When It Comes to Police Misconduct
It Would Appear That
Ignorance is Bliss
This week Albert Hernandez, a Silverado High School softball coach, was arrested, accused of engaging in a sexual relationship with a player on the team. While a police official told the Las Vegas Sun, ” said investigators had “no reason to believe” other victims existed,” they still are “asking anyone with information, including other possible victims, to contact detectives.”
A few days earlier, Marvin Juarez, a local soccer coach was arrested on four counts of sexual assault with a victim under 14, one count of unlawful contact with a child and 11 counts of lewdness with a minor under 14. The charges all resulted from two visits the victim made to the coach’s home. Police said his arrest immediately triggered a search for addition victims. Police urged “any other victims to come forward, regardless of immigration status.”.
A similar request was made by investigators when ROTC adviser, Douglas Young, was charged with sexual misconduct with a student earlier in the month. Police also said that investigation was ongoing and asked “anyone with any information concerning this incident, or anyone who may be an additional victim, is encouraged to contact Metro’s sexual assault detail.”
This would appear to be standard operating procedure from law enforcement investigating such cases. Even when Timothy Lawson,a teacher and assistant wrestling coach at Cimarron-Memorial High School, was arrested in late April and charged with one count of Open and Gross Lewdness and one count of Indecent Exposure, police made a call to the public for “anyone with any information about these incidents, or who may have been a victim, is asked to contact Metro.”
That’s what makes the way police handled the arrest of Garrett Vandereecken on the single charge of Lewdness with Child Under 14 years old so confusing. After all Vandereecken’s charge stemmed from a repeated pattern of abuse with the victim over a span of four years, so one would think authorities would want to know if there were any additional victims out there. Yet, when he was taken into custody by Metro’s Juvenile Sexual Abuse Detail on May 22nd, Metro’s usual call out for more information and additional victims was not made.
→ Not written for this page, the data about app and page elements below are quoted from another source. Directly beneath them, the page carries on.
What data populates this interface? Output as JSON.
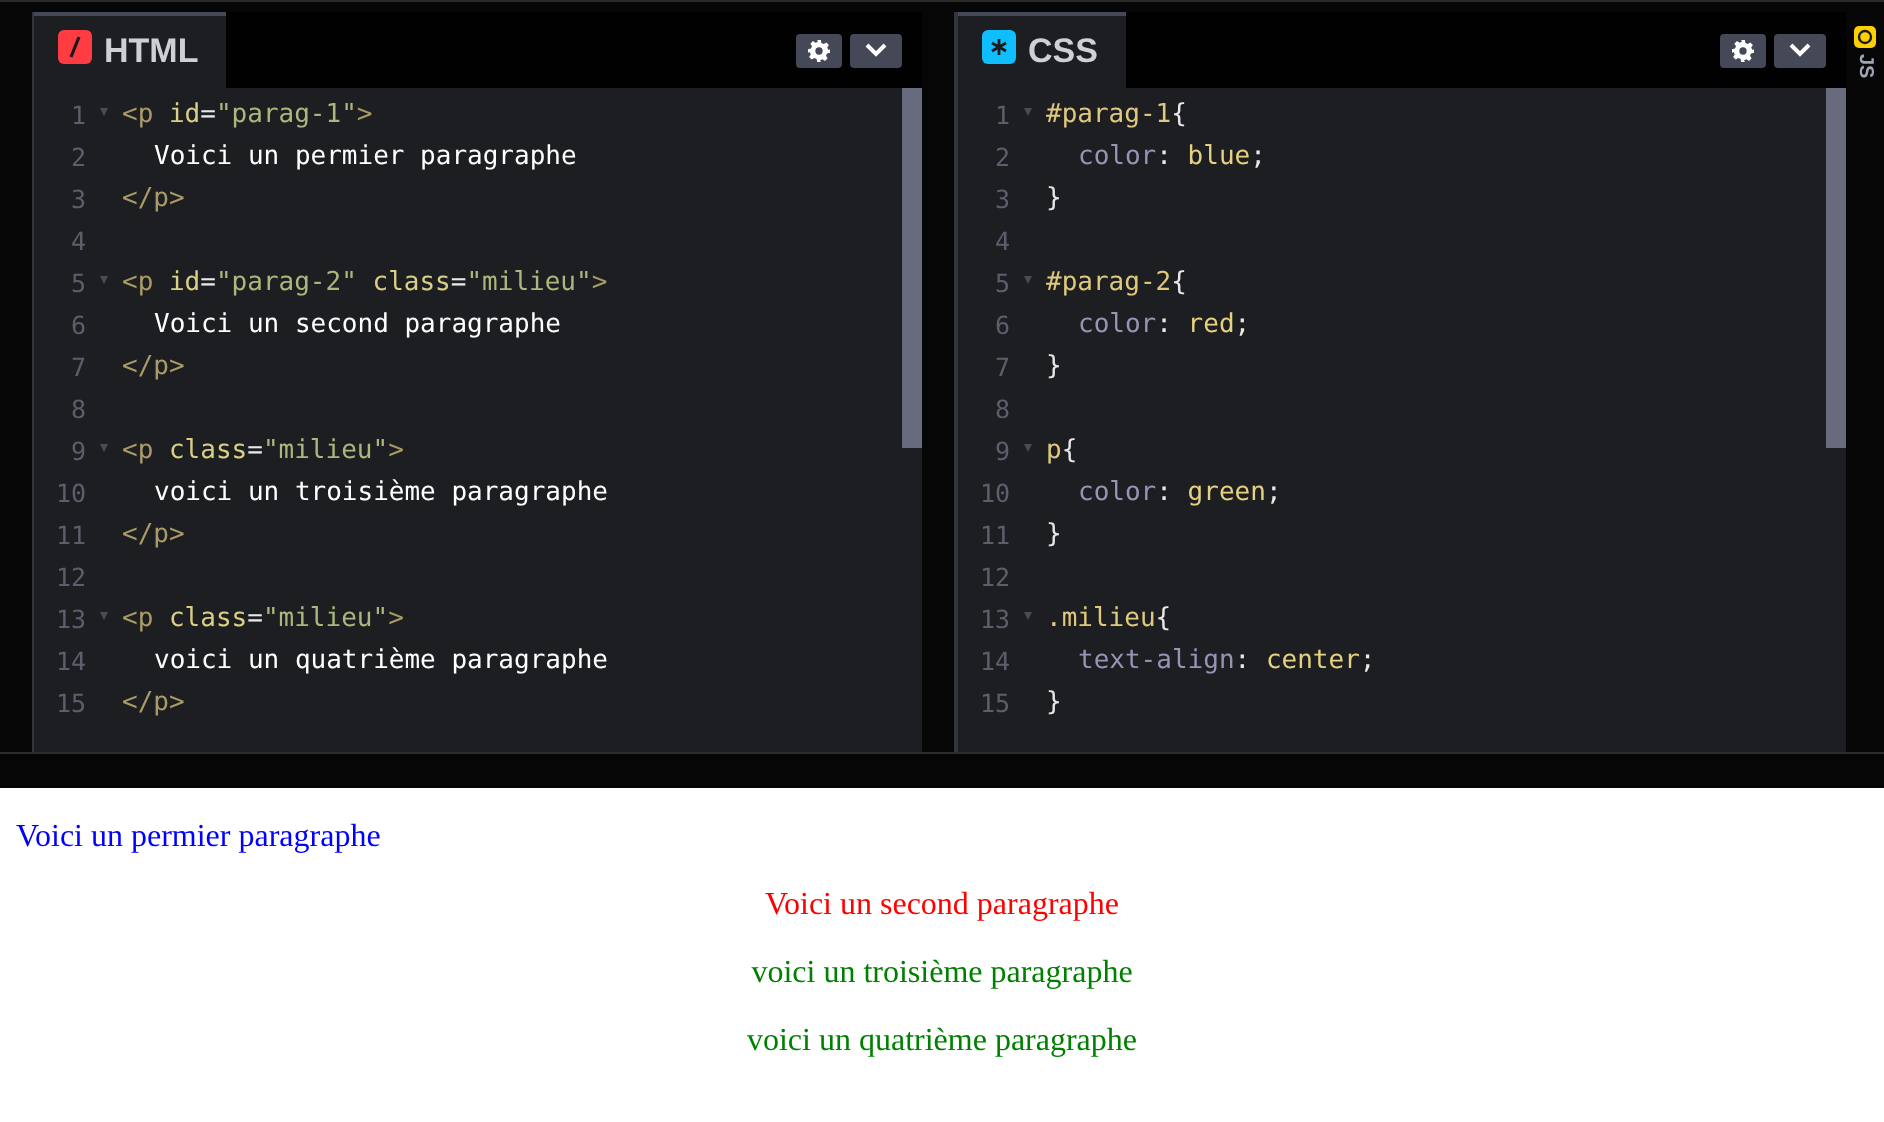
{
  "editors": [
    {
      "kind": "html",
      "title": "HTML",
      "lines": [
        {
          "number": "1",
          "foldable": true,
          "tokens": [
            {
              "kind": "tag",
              "text": "<p"
            },
            {
              "kind": "attr",
              "text": " id"
            },
            {
              "kind": "punct",
              "text": "="
            },
            {
              "kind": "string",
              "text": "\"parag-1\""
            },
            {
              "kind": "tag",
              "text": ">"
            }
          ]
        },
        {
          "number": "2",
          "foldable": false,
          "indent": true,
          "tokens": [
            {
              "kind": "text",
              "text": "Voici un permier paragraphe"
            }
          ]
        },
        {
          "number": "3",
          "foldable": false,
          "tokens": [
            {
              "kind": "tag",
              "text": "</p>"
            }
          ]
        },
        {
          "number": "4",
          "foldable": false
        },
        {
          "number": "5",
          "foldable": true,
          "tokens": [
            {
              "kind": "tag",
              "text": "<p"
            },
            {
              "kind": "attr",
              "text": " id"
            },
            {
              "kind": "punct",
              "text": "="
            },
            {
              "kind": "string",
              "text": "\"parag-2\""
            },
            {
              "kind": "attr",
              "text": " class"
            },
            {
              "kind": "punct",
              "text": "="
            },
            {
              "kind": "string",
              "text": "\"milieu\""
            },
            {
              "kind": "tag",
              "text": ">"
            }
          ]
        },
        {
          "number": "6",
          "foldable": false,
          "indent": true,
          "tokens": [
            {
              "kind": "text",
              "text": "Voici un second paragraphe"
            }
          ]
        },
        {
          "number": "7",
          "foldable": false,
          "tokens": [
            {
              "kind": "tag",
              "text": "</p>"
            }
          ]
        },
        {
          "number": "8",
          "foldable": false
        },
        {
          "number": "9",
          "foldable": true,
          "tokens": [
            {
              "kind": "tag",
              "text": "<p"
            },
            {
              "kind": "attr",
              "text": " class"
            },
            {
              "kind": "punct",
              "text": "="
            },
            {
              "kind": "string",
              "text": "\"milieu\""
            },
            {
              "kind": "tag",
              "text": ">"
            }
          ]
        },
        {
          "number": "10",
          "foldable": false,
          "indent": true,
          "tokens": [
            {
              "kind": "text",
              "text": "voici un troisième paragraphe"
            }
          ]
        },
        {
          "number": "11",
          "foldable": false,
          "tokens": [
            {
              "kind": "tag",
              "text": "</p>"
            }
          ]
        },
        {
          "number": "12",
          "foldable": false
        },
        {
          "number": "13",
          "foldable": true,
          "tokens": [
            {
              "kind": "tag",
              "text": "<p"
            },
            {
              "kind": "attr",
              "text": " class"
            },
            {
              "kind": "punct",
              "text": "="
            },
            {
              "kind": "string",
              "text": "\"milieu\""
            },
            {
              "kind": "tag",
              "text": ">"
            }
          ]
        },
        {
          "number": "14",
          "foldable": false,
          "indent": true,
          "tokens": [
            {
              "kind": "text",
              "text": "voici un quatrième paragraphe"
            }
          ]
        },
        {
          "number": "15",
          "foldable": false,
          "tokens": [
            {
              "kind": "tag",
              "text": "</p>"
            }
          ]
        }
      ]
    },
    {
      "kind": "css",
      "title": "CSS",
      "lines": [
        {
          "number": "1",
          "foldable": true,
          "tokens": [
            {
              "kind": "selector",
              "text": "#parag-1"
            },
            {
              "kind": "punct",
              "text": "{"
            }
          ]
        },
        {
          "number": "2",
          "foldable": false,
          "indent": true,
          "tokens": [
            {
              "kind": "property",
              "text": "color"
            },
            {
              "kind": "punct",
              "text": ": "
            },
            {
              "kind": "value",
              "text": "blue"
            },
            {
              "kind": "punct",
              "text": ";"
            }
          ]
        },
        {
          "number": "3",
          "foldable": false,
          "tokens": [
            {
              "kind": "punct",
              "text": "}"
            }
          ]
        },
        {
          "number": "4",
          "foldable": false
        },
        {
          "number": "5",
          "foldable": true,
          "tokens": [
            {
              "kind": "selector",
              "text": "#parag-2"
            },
            {
              "kind": "punct",
              "text": "{"
            }
          ]
        },
        {
          "number": "6",
          "foldable": false,
          "indent": true,
          "tokens": [
            {
              "kind": "property",
              "text": "color"
            },
            {
              "kind": "punct",
              "text": ": "
            },
            {
              "kind": "value",
              "text": "red"
            },
            {
              "kind": "punct",
              "text": ";"
            }
          ]
        },
        {
          "number": "7",
          "foldable": false,
          "tokens": [
            {
              "kind": "punct",
              "text": "}"
            }
          ]
        },
        {
          "number": "8",
          "foldable": false
        },
        {
          "number": "9",
          "foldable": true,
          "tokens": [
            {
              "kind": "selector",
              "text": "p"
            },
            {
              "kind": "punct",
              "text": "{"
            }
          ]
        },
        {
          "number": "10",
          "foldable": false,
          "indent": true,
          "tokens": [
            {
              "kind": "property",
              "text": "color"
            },
            {
              "kind": "punct",
              "text": ": "
            },
            {
              "kind": "value",
              "text": "green"
            },
            {
              "kind": "punct",
              "text": ";"
            }
          ]
        },
        {
          "number": "11",
          "foldable": false,
          "tokens": [
            {
              "kind": "punct",
              "text": "}"
            }
          ]
        },
        {
          "number": "12",
          "foldable": false
        },
        {
          "number": "13",
          "foldable": true,
          "tokens": [
            {
              "kind": "selector",
              "text": ".milieu"
            },
            {
              "kind": "punct",
              "text": "{"
            }
          ]
        },
        {
          "number": "14",
          "foldable": false,
          "indent": true,
          "tokens": [
            {
              "kind": "property",
              "text": "text-align"
            },
            {
              "kind": "punct",
              "text": ": "
            },
            {
              "kind": "value",
              "text": "center"
            },
            {
              "kind": "punct",
              "text": ";"
            }
          ]
        },
        {
          "number": "15",
          "foldable": false,
          "tokens": [
            {
              "kind": "punct",
              "text": "}"
            }
          ]
        }
      ]
    }
  ],
  "side_tab": {
    "label": "JS"
  },
  "preview": {
    "paragraphs": [
      {
        "text": "Voici un permier paragraphe",
        "color": "#0000ff",
        "centered": false
      },
      {
        "text": "Voici un second paragraphe",
        "color": "#ff0000",
        "centered": true
      },
      {
        "text": "voici un troisième paragraphe",
        "color": "#008000",
        "centered": true
      },
      {
        "text": "voici un quatrième paragraphe",
        "color": "#008000",
        "centered": true
      }
    ]
  }
}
One could pass this off as a simple oversight, but it seems this type of “oversight” has happened before, earlier this year, in fact. Back in February the LVMPD arrested John Norman on one count of misdemeanor Open or Gross Lewdness as well as a felony charge of Coercion, police once again were silent when it came to seeking out more information and additional victims.
While I hope it isn’t the case, the only thing that differentiates Norman and Vandereecken, from Lawson, Young, Hernandez or Jaurez is that the two people Metro showed no interest in finding additional victims were officers with The Las Vegas Metropolitan Police Department. And that is often the case when it comes to criminal behavior by police. Despite clear evidence that police officers are just as likely to commit crimes and anyone else, and about three times as like to commit sexual assaults than the general public, investigators tend to take the “Ignorance is Bliss” stance and bury their heads in the sand.
No matter how often they try to tell the public otherwise, the truth is that police do everything they can to hold themselves and their brother’s in blue to lower standards than the rest of us,
- The “Uniformed Sexual Predator Deterrence Act” (freedominourtime.blogspot.com)